"When a woman says she needs new shoes, what she really wants is a new job. When she says she needs a new house, she wants a new husband.
And when she says she wants a new car, she wants a new life."
Becky's New Car, with director Jake Brockmann, is exactly the kind of theatre that there isn't enough of. This piece is interactive and quick-witted, leaping from fourth wall breaks to rapid-fire dialogue. Underneath it runs a strong pulse; there is a deep sense of human conflict in its' core.
Step into Forge Theater, located in the Urban Harvest on 5th. This back room hardly seats four rows. Onstage is a simple office, living room, and balcony. Don't let the humble venue fool you; the chaos to ensue between those four walls is one of the most meticulously crafted performances of 2018.
Amy Hansmann plays title role Becky with striking realism. As the first scenes begin, Becky is vacuuming and picking up after her family, and it genuinely feels as if you've stepped into the Foster family home with her.
Photos by Ross Zentner. Amy Hansmann as Becky Foster.
Hansmann's matter-of-fact deliveries draw out the nonchalant poetry in Dietz's writing. She brilliantly captures the multifaceted nature of a working mother. Becky's itching restlessness burns beneath her thick-skinned exterior, grown over time as the monotony of life has pushed her along. Hansmann shines as one of Milwaukee's best.
Amy Hansmann, Joe Krapf (Walter Flood), and Pam Scheferman (Ginger).
The other characters are each foils to the erratic Becky. Her husband, Joe (Robert W.C. Kennedy) brings the dry humor to her constant whirlwind. Jason Nykiel, as Becky's son Chris, is the freeloading grad student who is so different from the workaholic protagonist. Joe Krapf's Walter Flood, idealistic lover and widower, is quirky and gentle next to Becky's self-awareness. In total, the world revolves around Becky and her observations and experiences, but without the well-rounded cast, the show would lack the punch that makes it so powerful.
Amy Hansmann and Robert W.C. Kennedy.
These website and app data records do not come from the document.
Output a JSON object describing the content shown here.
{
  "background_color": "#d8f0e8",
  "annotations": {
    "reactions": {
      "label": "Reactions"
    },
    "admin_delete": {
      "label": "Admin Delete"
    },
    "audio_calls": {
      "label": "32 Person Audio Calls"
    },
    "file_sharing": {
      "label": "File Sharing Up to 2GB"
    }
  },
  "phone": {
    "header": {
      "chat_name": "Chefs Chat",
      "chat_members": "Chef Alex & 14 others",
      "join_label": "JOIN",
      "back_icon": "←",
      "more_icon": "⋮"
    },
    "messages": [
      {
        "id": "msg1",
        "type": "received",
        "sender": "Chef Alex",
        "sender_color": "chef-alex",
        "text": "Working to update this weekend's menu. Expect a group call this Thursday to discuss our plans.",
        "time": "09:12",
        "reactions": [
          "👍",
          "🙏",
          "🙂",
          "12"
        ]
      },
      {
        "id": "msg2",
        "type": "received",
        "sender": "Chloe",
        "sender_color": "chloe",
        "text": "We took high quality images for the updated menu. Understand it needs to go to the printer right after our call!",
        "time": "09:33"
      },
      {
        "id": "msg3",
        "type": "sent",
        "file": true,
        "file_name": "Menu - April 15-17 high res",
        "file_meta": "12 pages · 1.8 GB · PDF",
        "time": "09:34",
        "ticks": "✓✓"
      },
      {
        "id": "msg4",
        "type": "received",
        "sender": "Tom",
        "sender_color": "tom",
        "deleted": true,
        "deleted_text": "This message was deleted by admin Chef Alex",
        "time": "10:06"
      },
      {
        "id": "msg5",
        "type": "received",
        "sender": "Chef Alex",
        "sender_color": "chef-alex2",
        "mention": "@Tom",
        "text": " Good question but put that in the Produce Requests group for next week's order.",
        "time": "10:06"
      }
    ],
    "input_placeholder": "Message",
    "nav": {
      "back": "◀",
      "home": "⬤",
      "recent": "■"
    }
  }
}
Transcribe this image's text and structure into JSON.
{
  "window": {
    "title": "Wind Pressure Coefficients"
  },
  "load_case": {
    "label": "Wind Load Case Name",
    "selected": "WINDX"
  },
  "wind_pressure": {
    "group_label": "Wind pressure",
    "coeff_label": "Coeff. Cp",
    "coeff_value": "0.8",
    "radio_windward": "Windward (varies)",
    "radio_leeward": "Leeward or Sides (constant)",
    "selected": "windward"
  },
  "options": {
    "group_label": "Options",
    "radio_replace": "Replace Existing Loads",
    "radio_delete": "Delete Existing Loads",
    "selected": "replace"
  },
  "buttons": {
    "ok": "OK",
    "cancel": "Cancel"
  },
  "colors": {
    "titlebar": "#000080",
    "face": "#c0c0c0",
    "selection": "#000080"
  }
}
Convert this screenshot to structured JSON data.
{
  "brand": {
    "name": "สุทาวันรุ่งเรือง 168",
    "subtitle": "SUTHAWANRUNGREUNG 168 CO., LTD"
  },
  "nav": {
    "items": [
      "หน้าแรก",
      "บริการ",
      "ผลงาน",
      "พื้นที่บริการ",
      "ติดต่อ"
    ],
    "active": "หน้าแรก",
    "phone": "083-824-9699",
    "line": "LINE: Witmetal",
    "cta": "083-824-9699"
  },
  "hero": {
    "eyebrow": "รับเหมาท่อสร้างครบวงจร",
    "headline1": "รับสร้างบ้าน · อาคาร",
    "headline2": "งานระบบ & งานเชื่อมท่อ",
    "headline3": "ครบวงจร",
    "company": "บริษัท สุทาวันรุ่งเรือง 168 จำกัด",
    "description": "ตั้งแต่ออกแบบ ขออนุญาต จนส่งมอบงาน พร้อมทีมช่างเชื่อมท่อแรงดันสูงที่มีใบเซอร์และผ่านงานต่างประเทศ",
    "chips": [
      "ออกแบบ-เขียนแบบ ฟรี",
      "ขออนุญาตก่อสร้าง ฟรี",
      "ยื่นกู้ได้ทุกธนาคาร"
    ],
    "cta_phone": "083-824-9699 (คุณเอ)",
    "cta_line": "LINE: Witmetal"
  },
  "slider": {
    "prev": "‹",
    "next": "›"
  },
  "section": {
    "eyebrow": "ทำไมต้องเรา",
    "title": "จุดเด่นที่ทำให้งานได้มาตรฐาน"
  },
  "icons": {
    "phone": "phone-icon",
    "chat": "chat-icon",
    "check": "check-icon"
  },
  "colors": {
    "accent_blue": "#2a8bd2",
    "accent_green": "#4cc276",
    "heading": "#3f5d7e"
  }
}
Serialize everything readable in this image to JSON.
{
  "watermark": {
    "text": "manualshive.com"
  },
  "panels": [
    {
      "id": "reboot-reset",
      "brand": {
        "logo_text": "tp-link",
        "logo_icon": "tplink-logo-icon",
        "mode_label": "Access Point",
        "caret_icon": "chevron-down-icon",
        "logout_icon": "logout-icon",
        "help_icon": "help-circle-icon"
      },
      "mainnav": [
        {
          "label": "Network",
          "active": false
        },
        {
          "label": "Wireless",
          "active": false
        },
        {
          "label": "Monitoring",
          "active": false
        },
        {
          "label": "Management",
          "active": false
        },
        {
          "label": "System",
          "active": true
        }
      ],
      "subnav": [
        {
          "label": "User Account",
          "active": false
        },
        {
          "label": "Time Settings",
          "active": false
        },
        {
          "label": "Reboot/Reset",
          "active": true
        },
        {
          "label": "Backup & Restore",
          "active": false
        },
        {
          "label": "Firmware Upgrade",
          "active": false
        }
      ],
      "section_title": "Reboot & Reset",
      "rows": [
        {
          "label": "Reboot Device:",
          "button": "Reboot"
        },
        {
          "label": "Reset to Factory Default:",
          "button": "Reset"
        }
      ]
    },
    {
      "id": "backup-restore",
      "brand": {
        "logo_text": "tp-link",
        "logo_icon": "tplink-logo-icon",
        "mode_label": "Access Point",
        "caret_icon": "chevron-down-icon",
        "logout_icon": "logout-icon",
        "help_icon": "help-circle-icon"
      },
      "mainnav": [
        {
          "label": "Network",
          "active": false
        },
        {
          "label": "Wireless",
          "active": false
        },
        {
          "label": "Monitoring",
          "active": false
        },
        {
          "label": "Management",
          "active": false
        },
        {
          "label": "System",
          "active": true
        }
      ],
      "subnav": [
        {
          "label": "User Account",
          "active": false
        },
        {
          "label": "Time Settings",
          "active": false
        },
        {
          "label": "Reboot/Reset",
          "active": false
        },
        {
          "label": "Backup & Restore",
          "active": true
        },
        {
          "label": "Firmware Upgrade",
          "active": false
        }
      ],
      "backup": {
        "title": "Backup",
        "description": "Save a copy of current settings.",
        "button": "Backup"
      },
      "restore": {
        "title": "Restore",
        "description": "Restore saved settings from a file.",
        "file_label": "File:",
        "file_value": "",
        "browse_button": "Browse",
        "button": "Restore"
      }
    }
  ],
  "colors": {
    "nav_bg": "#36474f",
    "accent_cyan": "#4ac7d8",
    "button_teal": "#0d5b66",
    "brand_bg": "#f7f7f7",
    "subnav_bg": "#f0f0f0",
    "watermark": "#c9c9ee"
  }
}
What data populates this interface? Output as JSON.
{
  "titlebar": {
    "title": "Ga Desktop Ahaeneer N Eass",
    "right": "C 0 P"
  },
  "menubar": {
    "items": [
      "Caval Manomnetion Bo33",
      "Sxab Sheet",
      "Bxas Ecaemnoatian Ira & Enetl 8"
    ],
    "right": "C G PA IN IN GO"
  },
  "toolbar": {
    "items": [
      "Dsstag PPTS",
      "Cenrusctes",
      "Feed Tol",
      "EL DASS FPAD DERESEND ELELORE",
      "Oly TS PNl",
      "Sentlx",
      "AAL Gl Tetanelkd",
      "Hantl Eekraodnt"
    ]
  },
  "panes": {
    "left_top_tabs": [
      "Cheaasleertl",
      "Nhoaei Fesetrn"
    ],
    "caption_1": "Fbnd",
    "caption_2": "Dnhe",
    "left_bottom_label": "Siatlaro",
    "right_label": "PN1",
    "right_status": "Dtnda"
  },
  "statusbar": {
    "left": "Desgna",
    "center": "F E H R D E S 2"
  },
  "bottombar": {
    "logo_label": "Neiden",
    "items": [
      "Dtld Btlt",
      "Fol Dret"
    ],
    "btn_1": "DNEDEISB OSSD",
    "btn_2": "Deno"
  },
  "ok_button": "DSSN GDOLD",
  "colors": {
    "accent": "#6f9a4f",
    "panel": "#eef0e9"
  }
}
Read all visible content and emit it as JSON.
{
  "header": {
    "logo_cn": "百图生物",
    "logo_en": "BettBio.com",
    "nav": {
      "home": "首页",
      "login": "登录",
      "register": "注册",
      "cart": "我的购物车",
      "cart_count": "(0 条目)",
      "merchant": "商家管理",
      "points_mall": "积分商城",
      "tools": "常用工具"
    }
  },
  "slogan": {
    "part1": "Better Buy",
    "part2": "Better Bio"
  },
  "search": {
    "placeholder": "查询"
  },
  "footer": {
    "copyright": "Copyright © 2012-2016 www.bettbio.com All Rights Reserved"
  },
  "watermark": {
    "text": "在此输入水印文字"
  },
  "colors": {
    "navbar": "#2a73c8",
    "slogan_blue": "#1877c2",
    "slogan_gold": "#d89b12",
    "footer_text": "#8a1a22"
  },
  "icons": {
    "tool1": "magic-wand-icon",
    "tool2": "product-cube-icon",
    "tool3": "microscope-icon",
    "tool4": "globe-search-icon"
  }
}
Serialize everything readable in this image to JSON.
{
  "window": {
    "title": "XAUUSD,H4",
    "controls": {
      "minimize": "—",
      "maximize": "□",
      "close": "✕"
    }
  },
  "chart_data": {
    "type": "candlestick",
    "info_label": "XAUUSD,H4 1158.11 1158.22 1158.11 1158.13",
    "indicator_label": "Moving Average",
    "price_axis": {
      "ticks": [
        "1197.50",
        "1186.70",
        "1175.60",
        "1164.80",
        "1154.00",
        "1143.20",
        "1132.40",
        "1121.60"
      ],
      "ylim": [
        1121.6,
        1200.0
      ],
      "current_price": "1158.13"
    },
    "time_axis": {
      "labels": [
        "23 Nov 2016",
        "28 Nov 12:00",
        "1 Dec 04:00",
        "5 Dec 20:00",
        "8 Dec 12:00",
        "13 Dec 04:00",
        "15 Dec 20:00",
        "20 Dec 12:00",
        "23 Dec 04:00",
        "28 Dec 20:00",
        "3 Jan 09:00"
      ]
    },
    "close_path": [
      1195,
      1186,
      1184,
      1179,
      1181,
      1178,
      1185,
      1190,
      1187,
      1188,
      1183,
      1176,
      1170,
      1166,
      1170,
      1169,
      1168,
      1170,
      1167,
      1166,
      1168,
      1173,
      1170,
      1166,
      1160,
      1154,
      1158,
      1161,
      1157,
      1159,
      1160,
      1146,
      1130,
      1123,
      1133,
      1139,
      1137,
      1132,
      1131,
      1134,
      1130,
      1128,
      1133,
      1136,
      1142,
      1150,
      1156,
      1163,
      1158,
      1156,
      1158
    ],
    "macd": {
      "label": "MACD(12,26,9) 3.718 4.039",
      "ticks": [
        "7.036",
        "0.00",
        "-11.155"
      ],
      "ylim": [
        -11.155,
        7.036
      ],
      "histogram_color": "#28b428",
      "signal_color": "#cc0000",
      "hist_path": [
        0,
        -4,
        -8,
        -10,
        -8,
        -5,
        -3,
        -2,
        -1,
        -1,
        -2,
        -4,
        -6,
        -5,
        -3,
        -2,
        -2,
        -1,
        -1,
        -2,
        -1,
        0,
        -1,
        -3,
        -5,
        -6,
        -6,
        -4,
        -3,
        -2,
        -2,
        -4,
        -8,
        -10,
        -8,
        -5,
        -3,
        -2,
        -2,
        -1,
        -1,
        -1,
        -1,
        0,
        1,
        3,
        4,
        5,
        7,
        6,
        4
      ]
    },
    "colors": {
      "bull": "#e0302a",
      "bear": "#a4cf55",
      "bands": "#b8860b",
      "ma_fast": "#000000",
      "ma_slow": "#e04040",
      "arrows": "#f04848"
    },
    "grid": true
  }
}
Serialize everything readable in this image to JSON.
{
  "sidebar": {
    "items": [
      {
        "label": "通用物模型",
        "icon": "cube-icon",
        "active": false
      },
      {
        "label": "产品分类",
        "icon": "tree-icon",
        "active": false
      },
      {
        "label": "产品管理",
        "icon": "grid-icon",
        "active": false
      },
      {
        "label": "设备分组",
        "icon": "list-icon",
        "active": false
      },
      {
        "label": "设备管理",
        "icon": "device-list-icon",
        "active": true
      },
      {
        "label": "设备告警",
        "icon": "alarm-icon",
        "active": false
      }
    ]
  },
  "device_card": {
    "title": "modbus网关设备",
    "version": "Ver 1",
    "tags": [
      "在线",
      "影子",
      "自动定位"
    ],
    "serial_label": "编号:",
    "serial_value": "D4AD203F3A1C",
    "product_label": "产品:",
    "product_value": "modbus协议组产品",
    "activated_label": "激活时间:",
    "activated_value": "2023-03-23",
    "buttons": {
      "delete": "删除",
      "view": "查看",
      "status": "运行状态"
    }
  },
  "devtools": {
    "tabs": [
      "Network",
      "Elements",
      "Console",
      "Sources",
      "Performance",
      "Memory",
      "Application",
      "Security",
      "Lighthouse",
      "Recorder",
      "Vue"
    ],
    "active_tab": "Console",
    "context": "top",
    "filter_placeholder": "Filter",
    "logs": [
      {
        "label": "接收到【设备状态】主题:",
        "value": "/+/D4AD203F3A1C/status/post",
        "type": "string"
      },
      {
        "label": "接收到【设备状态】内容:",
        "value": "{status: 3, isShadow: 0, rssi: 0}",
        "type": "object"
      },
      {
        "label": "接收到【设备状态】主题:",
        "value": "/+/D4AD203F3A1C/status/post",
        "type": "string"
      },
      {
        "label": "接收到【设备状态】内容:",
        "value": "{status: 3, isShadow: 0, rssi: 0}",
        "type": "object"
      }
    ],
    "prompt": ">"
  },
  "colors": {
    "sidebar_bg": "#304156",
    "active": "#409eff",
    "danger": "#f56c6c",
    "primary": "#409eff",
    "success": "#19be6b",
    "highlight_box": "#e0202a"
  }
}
Becky's New Car hits the gas pedal, and never lets up on its' breakneck pace. Brockmann's direction gives audiences just long enough to dwell in the humanity of the piece, before throwing you back into the rollicking comedy. This is definitely not one to be missed - Dietz's script on the small stage is involved and experiential, and this show is nothing less than an absolute necessity. Catch it before it drives away on November 10th!